Some rural contractors in Southland are saying this is the wettest spring in 30 years, says Rural Contractors NZ board member Daryl Thompson, impacting on already short supplies of feed.
In Zone reports to last week’s Board meeting, he said the constant rain in the deep south was frustrating and challenging everyone.

“It’s bloody wet down here and it just won’t stop raining,” said the Invercargill-based contractor. “Our back teeth are floating.” Grass was not getting away at a time when usually the first silage and baleage jobs were starting. This was impacting on an existing shortage of feed, he said.
Wanaka-based rural contractor Richard Woodhead said there was also no spare feed in the Otago region. His area had experienced a wet winter before an early start to spring which was now being set back by cold winds. The Taieri Plains were especially wet but so was the whole South Island, though the moisture would set things up well for when the sun arrived.
“It’ll be a good spring when it does turn up,” he said.
Canterbury’s Martin Bruce said his region had also had a wet winter and spring so far had seen enough rain to be a nuisance for cultivation and drilling. Canterbury also had damaging winds a few weeks ago in inland areas bringing down trees and cutting power. Some silage was now being cut in coastal Canterbury and things were now starting to pick up but some dairy farmers are short of feed with most high quality supplements in short supply.
The wet conditions would, however, set up Canterbury good growth later in the spring, he said.

Graham Greer, who operates out of Marton, says the North Island’s west coast had had a pretty mild winter and was looking alright for spring and summer. “The grass is just a bit slow at the moment.”
It was a different story he said in central Hawkes Bay which while tinged with green had no moisture underneath it. He said rural contractors working in that region face a troubling time as drought conditions persisted.
Wairarapa-based Clinton Carroll said the weather there has been rubbish and some good early spring conditions had given way to more rain which was frustrating at a time when there was no shortage of work.
“We just can’t get any days to do it.” Some warm weather was needed for things to dry out and allow contractors to get cracking.
Waikato’s Helen Slattery said it’d been a typically wet Waikato winter and a couple of warm spring days had seen a return of cold, wet weather. Some contractors had started doing balage and maize-planting had started. Calving was now almost at an end.
Northland’s Ross Alexander says his region had been damp and while some sileage was being attempted but the weather was not yet settled enough.

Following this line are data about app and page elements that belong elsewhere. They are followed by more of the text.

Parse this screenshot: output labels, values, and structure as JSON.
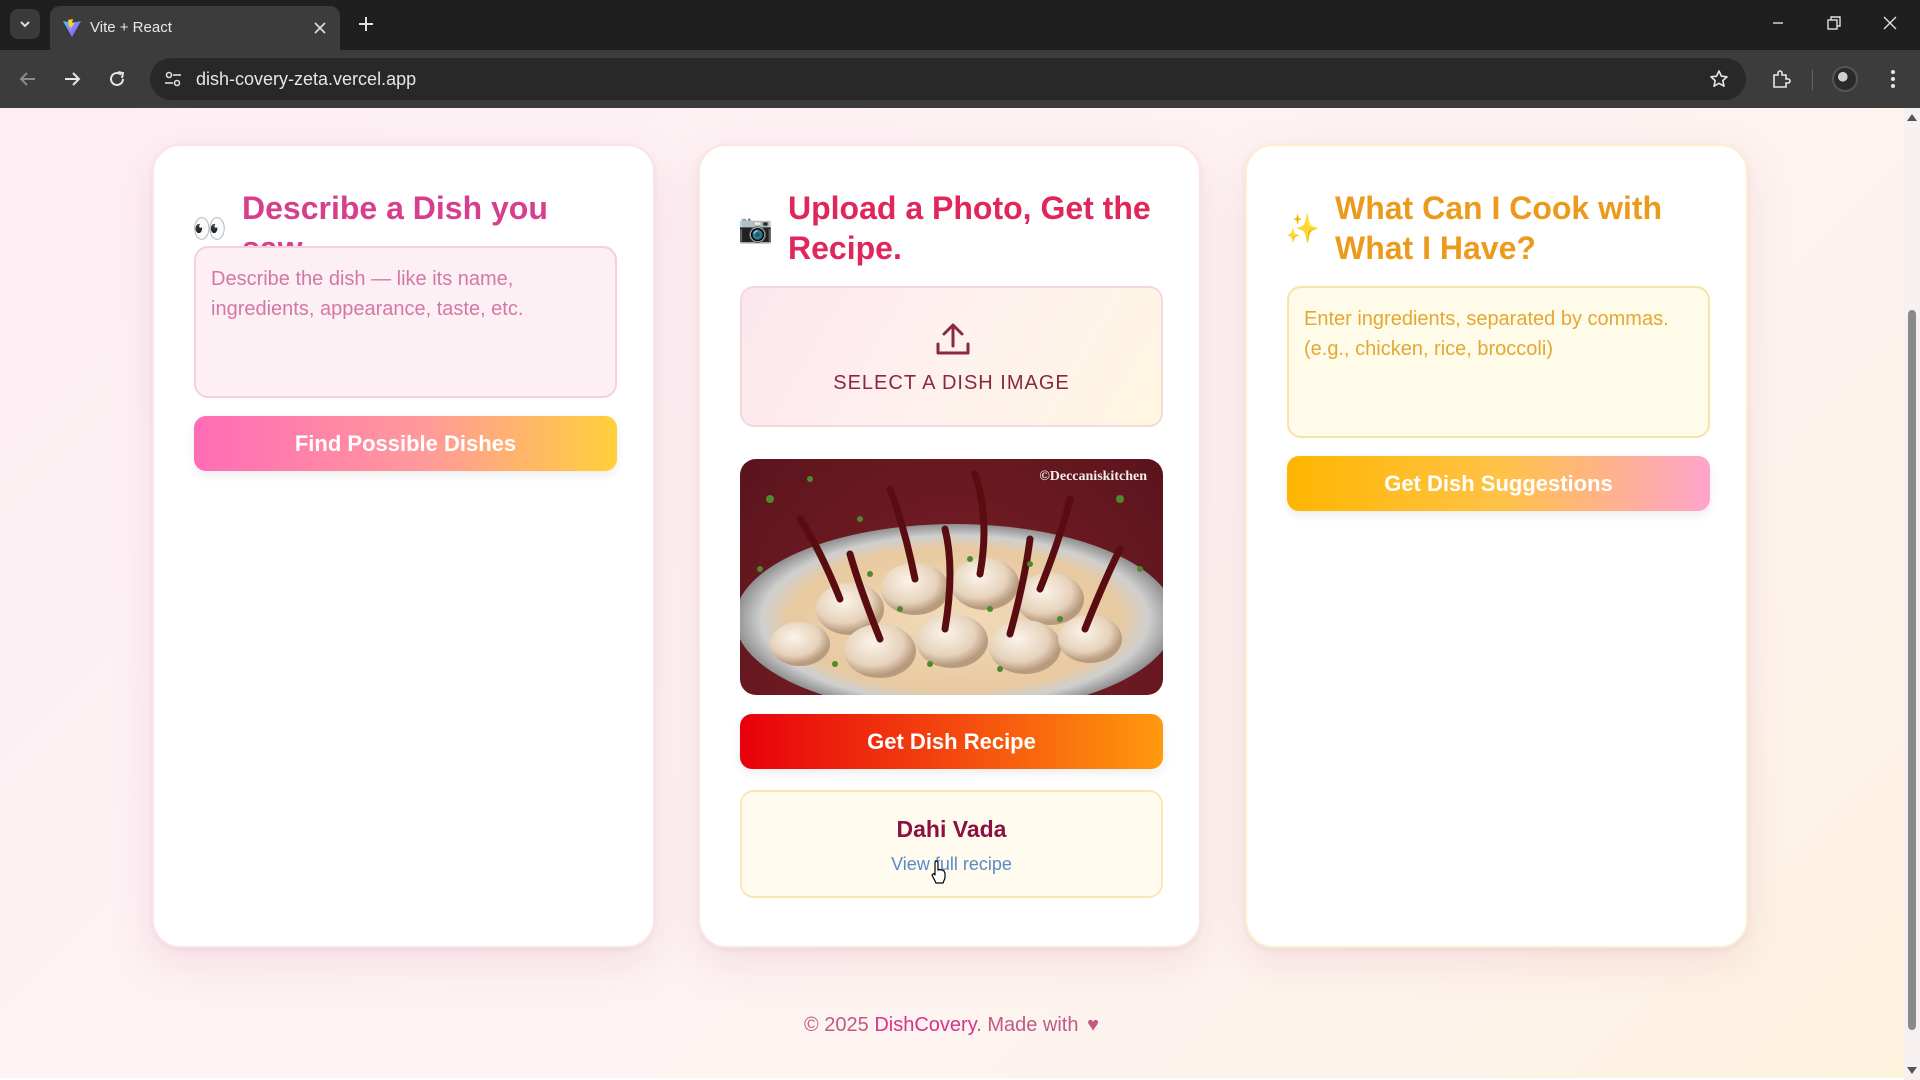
{
  "browser": {
    "tab_title": "Vite + React",
    "url": "dish-covery-zeta.vercel.app"
  },
  "cards": {
    "describe": {
      "emoji": "👀",
      "title": "Describe a Dish you saw.",
      "placeholder": "Describe the dish — like its name, ingredients, appearance, taste, etc.",
      "button": "Find Possible Dishes"
    },
    "upload": {
      "emoji": "📷",
      "title": "Upload a Photo, Get the Recipe.",
      "select_label": "SELECT A DISH IMAGE",
      "photo_watermark": "©Deccaniskitchen",
      "button": "Get Dish Recipe",
      "result": {
        "dish_name": "Dahi Vada",
        "link_text": "View full recipe"
      }
    },
    "pantry": {
      "emoji": "✨",
      "title": "What Can I Cook with What I Have?",
      "placeholder": "Enter ingredients, separated by commas. (e.g., chicken, rice, broccoli)",
      "button": "Get Dish Suggestions"
    }
  },
  "footer": {
    "copyright": "© 2025",
    "brand": "DishCovery",
    "made_with": ". Made with",
    "heart": "♥"
  },
  "colors": {
    "describe_title": "#d63f8c",
    "upload_title": "#e0265a",
    "pantry_title": "#ec9a1b",
    "brand": "#d8338b"
  },
  "icons": [
    "tab-search-icon",
    "vite-favicon-icon",
    "close-icon",
    "plus-icon",
    "minimize-icon",
    "restore-icon",
    "back-icon",
    "forward-icon",
    "reload-icon",
    "site-info-icon",
    "bookmark-star-icon",
    "extensions-icon",
    "menu-icon",
    "upload-icon",
    "cursor-icon"
  ]
}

“We’ll wait for October and some warmer weather.”
There had not been much of a spring in Northland for some years so the current wetter weather might be setting the region up for a good season, he said